WORK ORDER »
Report every line of the records below that contains the word "author".

DATASET EXTRACT »

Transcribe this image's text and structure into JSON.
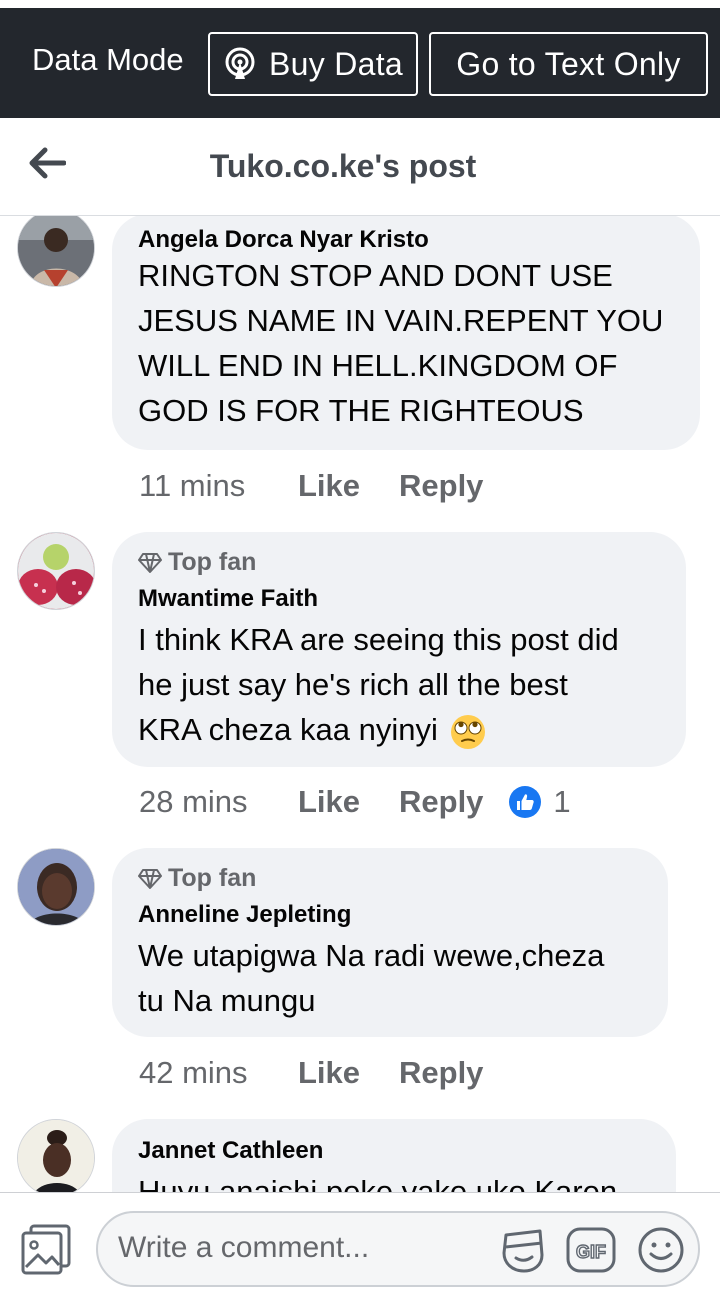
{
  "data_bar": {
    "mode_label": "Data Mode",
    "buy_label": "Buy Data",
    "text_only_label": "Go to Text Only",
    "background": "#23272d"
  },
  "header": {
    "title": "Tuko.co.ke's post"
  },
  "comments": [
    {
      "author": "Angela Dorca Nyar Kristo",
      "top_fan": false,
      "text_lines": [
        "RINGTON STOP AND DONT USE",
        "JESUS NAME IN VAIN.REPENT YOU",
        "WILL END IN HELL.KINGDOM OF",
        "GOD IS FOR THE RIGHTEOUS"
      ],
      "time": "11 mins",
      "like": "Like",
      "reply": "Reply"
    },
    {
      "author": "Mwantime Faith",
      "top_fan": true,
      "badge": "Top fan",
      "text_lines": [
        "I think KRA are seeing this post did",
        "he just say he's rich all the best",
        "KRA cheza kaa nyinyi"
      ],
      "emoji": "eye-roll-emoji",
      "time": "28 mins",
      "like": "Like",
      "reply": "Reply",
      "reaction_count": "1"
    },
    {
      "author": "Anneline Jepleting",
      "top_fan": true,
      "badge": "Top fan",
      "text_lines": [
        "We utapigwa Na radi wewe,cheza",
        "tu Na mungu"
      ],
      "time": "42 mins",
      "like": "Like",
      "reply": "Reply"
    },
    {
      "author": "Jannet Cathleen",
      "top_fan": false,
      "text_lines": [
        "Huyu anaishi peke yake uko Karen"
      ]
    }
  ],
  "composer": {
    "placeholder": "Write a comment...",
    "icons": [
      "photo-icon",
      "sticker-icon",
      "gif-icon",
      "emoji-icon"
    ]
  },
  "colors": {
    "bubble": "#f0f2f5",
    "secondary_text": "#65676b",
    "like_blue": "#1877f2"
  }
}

RESPONSE »
      "author": "Angela Dorca Nyar Kristo",
      "author": "Mwantime Faith",
      "author": "Anneline Jepleting",
      "author": "Jannet Cathleen",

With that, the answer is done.